──────── Input data

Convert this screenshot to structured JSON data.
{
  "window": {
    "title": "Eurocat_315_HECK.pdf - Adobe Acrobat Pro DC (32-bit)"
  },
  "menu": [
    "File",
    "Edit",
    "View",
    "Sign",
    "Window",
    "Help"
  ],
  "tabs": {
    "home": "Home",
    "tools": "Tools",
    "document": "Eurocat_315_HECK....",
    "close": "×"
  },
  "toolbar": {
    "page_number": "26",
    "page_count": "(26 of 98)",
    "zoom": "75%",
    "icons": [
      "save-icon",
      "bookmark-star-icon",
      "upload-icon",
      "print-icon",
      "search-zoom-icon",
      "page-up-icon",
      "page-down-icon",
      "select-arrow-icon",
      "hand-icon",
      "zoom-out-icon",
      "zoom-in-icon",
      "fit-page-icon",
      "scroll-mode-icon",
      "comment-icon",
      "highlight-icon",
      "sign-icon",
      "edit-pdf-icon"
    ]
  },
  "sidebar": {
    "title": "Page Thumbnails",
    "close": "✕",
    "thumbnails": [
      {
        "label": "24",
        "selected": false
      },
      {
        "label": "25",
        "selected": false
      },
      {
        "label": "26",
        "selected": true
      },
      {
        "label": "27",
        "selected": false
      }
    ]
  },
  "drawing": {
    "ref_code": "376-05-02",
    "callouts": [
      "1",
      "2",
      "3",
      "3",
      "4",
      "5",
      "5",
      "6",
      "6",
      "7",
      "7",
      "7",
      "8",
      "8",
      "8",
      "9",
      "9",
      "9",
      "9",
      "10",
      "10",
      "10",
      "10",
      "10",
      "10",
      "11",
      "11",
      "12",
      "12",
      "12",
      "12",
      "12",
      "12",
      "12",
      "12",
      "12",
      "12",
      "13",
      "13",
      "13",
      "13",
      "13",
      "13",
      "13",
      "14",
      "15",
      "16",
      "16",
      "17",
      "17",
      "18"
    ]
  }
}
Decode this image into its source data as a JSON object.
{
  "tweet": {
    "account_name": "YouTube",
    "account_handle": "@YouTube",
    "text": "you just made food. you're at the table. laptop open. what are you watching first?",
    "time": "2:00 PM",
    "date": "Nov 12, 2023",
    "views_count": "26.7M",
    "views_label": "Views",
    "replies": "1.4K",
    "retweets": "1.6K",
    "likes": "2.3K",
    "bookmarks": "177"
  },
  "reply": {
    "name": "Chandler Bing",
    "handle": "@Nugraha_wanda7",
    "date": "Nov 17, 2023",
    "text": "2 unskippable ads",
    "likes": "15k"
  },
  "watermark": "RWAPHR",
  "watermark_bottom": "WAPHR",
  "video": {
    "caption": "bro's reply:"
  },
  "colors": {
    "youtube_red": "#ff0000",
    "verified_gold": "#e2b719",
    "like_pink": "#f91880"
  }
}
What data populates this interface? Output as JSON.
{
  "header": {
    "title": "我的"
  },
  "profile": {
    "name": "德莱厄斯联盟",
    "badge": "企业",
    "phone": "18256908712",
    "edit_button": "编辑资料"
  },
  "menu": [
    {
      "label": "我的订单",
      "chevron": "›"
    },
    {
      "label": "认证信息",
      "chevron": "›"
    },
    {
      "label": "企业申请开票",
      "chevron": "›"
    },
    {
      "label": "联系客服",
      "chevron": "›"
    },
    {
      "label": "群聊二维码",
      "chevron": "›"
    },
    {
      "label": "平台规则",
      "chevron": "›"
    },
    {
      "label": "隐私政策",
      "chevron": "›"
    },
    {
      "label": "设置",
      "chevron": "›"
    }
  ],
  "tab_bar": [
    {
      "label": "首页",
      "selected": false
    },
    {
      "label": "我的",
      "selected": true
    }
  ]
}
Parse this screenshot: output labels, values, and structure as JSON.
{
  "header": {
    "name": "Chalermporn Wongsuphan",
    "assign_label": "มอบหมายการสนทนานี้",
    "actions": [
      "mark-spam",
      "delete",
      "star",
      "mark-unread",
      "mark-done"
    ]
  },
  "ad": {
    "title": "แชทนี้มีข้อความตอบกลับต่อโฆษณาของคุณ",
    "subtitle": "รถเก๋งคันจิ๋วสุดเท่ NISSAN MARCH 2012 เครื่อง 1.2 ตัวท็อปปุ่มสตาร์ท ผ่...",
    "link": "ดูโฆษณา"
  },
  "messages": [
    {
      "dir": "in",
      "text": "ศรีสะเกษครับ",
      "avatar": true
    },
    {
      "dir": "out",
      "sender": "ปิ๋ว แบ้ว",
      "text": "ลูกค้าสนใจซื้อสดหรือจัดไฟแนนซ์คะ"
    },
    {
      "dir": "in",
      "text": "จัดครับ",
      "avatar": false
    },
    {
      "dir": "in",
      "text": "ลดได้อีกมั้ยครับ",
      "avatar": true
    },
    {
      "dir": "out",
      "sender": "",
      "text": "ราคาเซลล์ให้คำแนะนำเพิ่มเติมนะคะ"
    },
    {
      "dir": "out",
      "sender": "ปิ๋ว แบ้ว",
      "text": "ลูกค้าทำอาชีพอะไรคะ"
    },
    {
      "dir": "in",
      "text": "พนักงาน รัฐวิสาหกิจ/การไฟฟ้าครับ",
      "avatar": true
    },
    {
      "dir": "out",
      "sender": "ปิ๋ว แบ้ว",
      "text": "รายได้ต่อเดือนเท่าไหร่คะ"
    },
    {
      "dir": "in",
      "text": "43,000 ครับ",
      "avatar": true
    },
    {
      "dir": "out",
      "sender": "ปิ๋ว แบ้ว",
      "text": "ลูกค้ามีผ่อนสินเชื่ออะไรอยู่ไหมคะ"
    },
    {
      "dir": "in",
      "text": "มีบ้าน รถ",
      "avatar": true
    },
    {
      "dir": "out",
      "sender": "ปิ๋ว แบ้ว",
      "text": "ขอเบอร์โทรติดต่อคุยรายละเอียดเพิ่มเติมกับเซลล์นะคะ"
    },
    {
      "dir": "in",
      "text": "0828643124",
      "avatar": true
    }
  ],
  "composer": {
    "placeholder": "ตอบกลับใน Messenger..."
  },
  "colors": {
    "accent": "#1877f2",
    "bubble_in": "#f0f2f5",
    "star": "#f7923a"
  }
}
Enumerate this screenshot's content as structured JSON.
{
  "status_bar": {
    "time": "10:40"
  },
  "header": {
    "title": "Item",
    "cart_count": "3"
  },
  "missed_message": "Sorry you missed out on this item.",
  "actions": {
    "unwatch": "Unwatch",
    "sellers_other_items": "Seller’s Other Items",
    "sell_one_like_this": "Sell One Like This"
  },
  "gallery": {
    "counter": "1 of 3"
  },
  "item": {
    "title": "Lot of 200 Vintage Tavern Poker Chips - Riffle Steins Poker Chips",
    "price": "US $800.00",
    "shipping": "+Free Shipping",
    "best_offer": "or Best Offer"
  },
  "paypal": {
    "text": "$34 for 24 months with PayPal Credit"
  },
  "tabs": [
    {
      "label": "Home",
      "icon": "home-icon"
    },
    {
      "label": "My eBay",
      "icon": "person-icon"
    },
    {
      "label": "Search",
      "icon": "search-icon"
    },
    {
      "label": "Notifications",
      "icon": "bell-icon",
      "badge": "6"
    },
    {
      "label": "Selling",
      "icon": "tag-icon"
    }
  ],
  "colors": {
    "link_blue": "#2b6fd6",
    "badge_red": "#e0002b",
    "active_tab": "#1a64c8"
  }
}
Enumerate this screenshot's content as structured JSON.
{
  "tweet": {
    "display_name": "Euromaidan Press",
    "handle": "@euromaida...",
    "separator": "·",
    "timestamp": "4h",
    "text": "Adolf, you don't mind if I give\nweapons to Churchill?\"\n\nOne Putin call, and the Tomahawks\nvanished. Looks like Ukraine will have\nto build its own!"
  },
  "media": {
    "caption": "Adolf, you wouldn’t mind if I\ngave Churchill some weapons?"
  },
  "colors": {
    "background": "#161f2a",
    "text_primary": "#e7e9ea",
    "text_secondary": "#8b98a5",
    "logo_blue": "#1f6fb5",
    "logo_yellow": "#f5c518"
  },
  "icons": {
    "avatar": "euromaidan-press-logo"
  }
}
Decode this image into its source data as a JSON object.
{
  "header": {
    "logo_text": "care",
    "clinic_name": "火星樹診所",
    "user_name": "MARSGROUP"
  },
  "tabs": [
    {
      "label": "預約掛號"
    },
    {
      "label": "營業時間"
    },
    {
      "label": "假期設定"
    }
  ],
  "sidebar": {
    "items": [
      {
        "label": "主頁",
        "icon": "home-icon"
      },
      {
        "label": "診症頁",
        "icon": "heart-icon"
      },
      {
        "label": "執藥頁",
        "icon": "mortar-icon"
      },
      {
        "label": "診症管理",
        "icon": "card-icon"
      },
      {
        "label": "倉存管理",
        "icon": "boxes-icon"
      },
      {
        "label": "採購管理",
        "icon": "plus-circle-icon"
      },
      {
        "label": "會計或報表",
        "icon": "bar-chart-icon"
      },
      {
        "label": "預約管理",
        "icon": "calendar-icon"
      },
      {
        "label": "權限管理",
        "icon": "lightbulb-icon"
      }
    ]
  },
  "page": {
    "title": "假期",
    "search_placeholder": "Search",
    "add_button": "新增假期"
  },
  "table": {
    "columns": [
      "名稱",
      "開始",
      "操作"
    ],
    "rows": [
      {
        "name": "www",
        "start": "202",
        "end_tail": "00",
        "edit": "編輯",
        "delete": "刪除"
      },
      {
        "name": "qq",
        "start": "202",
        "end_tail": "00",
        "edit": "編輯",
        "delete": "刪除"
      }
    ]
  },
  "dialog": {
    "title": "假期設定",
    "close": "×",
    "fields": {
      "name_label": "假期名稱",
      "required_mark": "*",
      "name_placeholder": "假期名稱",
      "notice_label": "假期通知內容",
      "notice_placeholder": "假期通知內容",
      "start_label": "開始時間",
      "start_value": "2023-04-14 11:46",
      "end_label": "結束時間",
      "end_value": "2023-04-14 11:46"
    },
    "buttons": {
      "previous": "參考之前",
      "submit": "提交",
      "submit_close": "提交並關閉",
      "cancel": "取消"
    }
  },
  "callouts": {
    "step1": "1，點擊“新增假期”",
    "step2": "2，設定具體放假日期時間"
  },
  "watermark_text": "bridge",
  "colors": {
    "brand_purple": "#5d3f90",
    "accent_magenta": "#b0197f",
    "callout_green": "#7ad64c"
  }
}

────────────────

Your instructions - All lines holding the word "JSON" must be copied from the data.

Exercise answer -
Convert this screenshot to structured JSON data.
Decode this image into its source data as a JSON object.
What data populates this interface? Output as JSON.
Parse this screenshot: output labels, values, and structure as JSON.
Enumerate this screenshot's content as structured JSON.
Enumerate this screenshot's content as structured JSON.
Decode this image into its source data as a JSON object.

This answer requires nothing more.